By Linda Hardy, LDO, CPOT, COA
Nov. 25, 2015
There are two ways to make a sale in your optical–the hard sell and the soft sell. Train your staff in both approaches, and analyze when it’s better to use which approach. Includes selling tips for your optical team.
STRATEGIZE THE BEST APPROACH. Hard sell can be used when there is a strong medical eyecare or practical argument for purchase. Soft sell is for nice-to-have, rather than need-to-have items.
KEY INTO OPTICAL SALES PATTERNS. Work with office manager or lead optician to note sales patterns, and when one or the other of these sales approaches should be used more.
WORK OUT A DEFAULT APPROACH. In small, more laid-back communities, a soft sell approach may work better in most cases than the hard sell approach. In busier, urban settings, more frequent use of the hard sell may be best.
There are two distinctive ways to make a sale in the optical: the hard sell and the soft sell. A hard sell and a soft sell can both be very effective, depending on the situation and the tone of your office.
I work in a mostly“soft sell” practice. I think this may have to do with our location in the small, Southern town of Newnan, Ga. The community here is used to a certain style of interaction. If we are short, or too pushy, this may discourage the customer from returning. As the following examples illustrate, there is a time in every practice for use of both of these sales approaches, though you must proceed with caution to avoid having a hard sell backfire.
The optical at Newnan Family Eye Care in Newnan, Ga., where Hardy works as an optician. Hardy says the soft sell approach works the best most often in her small, Southern town, but that there are times when a hard sell should be used in every practice.
When to Use Hard Sell
A patient is a contact lens wearer with no back-up eyeglasses. “Mr. Jones, you do not have any back-up glasses. If you get an eye infection, and have no backup glasses, you can cause permanent eye damage. You need to get a pair of glasses today.”
You can be more forceful in a situation like this because there are real practical and eye health concerns at stake, which the doctor, in addition to the optician, can impress on the patient. Hard sells work well when there is a strong eyecare argument to be made for purchase of the product.
A patient is unsure about an eyeglasses purchase. “Ms. Randall, we are having a sale on glasses, but that sale ends today.
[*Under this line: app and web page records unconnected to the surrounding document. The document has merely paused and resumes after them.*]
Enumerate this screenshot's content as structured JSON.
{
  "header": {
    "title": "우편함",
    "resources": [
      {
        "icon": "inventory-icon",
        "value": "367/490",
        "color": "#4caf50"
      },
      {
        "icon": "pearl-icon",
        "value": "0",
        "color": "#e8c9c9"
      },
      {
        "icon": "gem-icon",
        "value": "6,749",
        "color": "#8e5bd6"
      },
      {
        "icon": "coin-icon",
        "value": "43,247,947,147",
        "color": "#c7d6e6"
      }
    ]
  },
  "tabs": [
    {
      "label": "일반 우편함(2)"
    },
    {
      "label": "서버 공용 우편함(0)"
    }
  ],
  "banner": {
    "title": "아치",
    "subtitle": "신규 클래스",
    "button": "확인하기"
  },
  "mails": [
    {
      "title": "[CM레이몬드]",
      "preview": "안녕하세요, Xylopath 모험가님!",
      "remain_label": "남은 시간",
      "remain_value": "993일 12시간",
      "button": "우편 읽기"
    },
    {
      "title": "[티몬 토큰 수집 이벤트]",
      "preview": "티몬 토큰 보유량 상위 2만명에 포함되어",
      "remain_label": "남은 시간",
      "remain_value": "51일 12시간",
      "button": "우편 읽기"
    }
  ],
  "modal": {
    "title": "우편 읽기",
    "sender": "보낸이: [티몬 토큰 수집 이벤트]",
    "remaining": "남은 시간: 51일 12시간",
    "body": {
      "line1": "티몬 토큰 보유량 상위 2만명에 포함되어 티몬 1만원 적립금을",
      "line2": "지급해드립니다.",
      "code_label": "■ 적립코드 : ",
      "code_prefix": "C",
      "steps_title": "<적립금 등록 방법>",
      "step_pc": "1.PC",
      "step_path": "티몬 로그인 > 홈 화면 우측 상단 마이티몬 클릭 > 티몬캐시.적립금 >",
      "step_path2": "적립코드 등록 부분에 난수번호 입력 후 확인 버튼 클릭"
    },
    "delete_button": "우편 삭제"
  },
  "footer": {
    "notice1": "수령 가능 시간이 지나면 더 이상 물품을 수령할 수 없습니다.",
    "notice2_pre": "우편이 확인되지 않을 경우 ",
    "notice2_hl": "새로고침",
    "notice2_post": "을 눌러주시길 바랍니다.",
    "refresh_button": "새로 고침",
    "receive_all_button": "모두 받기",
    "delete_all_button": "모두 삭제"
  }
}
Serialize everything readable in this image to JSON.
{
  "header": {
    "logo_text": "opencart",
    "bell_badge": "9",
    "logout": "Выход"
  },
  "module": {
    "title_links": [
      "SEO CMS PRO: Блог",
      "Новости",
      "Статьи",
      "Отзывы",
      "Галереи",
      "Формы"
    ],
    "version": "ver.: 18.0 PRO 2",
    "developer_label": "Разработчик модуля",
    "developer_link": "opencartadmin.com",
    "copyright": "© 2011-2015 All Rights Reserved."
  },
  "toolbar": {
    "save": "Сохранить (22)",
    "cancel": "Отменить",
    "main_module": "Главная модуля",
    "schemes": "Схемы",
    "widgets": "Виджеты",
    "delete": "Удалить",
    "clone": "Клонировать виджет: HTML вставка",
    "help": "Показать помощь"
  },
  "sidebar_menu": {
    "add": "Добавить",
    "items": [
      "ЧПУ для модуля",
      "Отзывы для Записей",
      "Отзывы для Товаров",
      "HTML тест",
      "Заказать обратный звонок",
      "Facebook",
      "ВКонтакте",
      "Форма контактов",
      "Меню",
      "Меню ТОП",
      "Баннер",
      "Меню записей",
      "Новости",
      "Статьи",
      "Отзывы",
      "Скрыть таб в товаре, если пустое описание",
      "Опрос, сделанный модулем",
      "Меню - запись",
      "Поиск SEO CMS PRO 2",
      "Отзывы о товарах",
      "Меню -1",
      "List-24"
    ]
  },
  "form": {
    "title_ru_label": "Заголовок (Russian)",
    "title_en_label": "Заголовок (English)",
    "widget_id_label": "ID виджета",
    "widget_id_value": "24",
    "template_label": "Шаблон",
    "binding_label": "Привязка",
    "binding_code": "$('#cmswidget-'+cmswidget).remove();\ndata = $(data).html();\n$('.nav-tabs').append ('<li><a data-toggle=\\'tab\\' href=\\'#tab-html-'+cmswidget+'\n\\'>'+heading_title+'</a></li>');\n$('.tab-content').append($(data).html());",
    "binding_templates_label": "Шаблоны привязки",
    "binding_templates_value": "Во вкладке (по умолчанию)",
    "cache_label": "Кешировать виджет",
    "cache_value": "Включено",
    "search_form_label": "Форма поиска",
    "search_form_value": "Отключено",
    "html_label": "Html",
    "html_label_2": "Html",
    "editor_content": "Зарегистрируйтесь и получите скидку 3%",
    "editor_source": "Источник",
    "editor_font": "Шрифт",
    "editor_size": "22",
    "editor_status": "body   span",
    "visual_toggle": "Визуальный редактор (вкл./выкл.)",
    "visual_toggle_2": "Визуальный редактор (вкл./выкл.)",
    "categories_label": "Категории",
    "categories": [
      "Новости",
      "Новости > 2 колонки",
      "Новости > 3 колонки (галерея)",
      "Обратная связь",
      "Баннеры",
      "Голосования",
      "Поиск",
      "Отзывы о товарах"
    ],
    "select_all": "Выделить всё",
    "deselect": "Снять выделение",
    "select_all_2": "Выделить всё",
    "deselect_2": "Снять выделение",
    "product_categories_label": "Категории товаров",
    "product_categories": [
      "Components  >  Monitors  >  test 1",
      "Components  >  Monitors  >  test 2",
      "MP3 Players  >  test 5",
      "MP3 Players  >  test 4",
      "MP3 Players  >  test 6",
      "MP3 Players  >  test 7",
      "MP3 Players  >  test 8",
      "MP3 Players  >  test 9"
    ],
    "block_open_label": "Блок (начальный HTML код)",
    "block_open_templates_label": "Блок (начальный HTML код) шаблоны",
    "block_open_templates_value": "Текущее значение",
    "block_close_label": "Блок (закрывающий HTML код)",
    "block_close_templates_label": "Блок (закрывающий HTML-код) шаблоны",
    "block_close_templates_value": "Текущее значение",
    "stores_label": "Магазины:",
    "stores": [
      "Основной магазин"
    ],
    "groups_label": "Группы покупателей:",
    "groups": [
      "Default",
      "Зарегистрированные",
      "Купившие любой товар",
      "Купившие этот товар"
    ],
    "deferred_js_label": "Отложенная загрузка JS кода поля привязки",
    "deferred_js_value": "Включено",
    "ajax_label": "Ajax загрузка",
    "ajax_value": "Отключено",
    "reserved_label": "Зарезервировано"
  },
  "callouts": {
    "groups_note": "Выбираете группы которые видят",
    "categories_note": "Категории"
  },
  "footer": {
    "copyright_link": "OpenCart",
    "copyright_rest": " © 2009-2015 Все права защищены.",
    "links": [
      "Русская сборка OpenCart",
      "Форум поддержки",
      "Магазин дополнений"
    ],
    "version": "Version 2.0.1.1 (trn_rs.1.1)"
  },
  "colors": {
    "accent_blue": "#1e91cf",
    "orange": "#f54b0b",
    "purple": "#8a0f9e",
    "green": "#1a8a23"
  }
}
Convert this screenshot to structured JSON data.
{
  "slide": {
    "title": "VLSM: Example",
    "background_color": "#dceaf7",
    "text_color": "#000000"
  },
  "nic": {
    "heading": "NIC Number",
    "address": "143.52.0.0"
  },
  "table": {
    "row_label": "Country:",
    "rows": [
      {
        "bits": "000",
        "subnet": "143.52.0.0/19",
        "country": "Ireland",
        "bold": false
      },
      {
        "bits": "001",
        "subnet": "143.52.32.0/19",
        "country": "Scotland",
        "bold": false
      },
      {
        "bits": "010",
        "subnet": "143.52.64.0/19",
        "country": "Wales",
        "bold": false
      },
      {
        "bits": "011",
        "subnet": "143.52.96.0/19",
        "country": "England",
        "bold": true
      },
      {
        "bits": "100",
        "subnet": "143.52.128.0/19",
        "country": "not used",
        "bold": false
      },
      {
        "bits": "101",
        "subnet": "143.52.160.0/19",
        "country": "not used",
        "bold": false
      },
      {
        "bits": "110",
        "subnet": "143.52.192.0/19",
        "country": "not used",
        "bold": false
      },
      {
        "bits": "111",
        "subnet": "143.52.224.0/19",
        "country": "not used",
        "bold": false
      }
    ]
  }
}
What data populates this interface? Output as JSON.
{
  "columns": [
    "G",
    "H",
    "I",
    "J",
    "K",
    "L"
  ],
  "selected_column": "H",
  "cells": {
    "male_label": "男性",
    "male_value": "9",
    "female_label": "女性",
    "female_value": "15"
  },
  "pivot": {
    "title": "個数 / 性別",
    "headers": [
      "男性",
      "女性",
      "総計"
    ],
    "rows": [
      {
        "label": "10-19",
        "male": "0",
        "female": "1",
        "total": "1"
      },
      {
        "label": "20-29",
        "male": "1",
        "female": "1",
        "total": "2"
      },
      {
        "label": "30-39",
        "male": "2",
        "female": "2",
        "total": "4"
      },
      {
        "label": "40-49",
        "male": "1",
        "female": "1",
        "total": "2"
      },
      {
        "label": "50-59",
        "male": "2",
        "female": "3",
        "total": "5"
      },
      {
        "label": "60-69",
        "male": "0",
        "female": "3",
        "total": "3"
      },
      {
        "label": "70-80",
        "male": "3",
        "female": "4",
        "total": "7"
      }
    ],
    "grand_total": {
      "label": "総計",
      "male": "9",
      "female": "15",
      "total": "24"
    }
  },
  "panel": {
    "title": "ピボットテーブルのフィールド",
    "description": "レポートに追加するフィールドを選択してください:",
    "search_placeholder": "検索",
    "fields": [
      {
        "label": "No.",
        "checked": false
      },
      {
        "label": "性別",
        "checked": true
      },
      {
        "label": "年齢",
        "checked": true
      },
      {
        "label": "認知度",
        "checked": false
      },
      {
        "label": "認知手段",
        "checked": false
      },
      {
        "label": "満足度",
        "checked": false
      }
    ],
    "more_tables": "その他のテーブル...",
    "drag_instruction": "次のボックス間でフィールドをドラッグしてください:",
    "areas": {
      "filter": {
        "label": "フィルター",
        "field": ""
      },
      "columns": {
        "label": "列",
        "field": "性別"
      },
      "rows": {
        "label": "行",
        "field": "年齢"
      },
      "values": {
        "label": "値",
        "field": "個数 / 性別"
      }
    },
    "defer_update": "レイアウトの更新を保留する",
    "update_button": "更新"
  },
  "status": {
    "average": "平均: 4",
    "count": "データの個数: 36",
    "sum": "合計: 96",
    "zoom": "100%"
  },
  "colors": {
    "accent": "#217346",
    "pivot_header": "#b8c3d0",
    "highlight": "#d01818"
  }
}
You have to take advantage of the sale today, or you will not get the discount.”
All patients want a good deal. If they feel like they may miss out, it is likely they will go ahead and make a purchase rather than wait. In situations like this, you need an immediate call to action since your opportunity to capture the sale won’t last long.
When you are up-selling. A patient comes in with a prescription of -0.50-0.25×180 both eyes.
“Mr. Johnson, these glasses are definitely going to improve your vision, but if you do not get a thinner lens, with Transitions and anti-glare, they will not be attractive, and the vision will not be as clear. If you don’t have these upgrades added, you will waste your money on a product that you hate.”
Like the earlier example of the contact lens patient in need of back-up glasses, this is a patient who has a strong visual and quality-of-life need for the lens treatments that the optician (and hopefully the doctor in the exam room) has recommended.
Hard Sell Tip: You have to be careful with hard sells. Patients can find the optician pushy and rude. If that is the case, you may lose customers, and return customers are very valuable. Wording and body language is vital. If you seem too hurried to make a sale or that you are getting frustrated, a patient will feel your anxiety and may become uncomfortable. It that happens, instead of a sell, you will just have an upset customer.Whenever you do a “hard sell,” be careful with your wording and give as much education behind the purchase as possible.
When to Use Soft Sell
Opportunity for second-pair sale. A patient has committed to a purchase, but you see room to make an extra sell. “Ms. Smith, I know you like that pair of glasses for everyday wear, but everyone can use a good second pair of glasses to trade off on, maybe in a different style for times you want to be more playful. Maybe something more fun, like a pair of cat-eye glasses? And if you get a second pair I can give you a discount.”
During the optical hand-off. The doctor has finished with the examination and the optician has been alerted a patient is being transitioned for optical sells. Not being overly aggressive makes a patient feel comfortable, and that he or she can trust you. “Mr. Buter, feel free to browse at the frames, we have a lot to choose from. If you need any help I am here to assist you.” You can always transition to a hard sell approach later in the sales process, but your first goal when the patient first steps into the optical is to make them comfortable, including giving the space initially without bearing down on them with a sales pitch.
A patient shows he needs a different kind of eyewear. If a patient has shown he is rough on his glasses, a good way to make an upgraded sell is to give realistic reasons why they should invest more money into their glasses. “You are pretty hard on glasses Mr. Brown, you may want to look at the titanium frames. They are more expensive, but are much more durable and will be much more light weight for you.”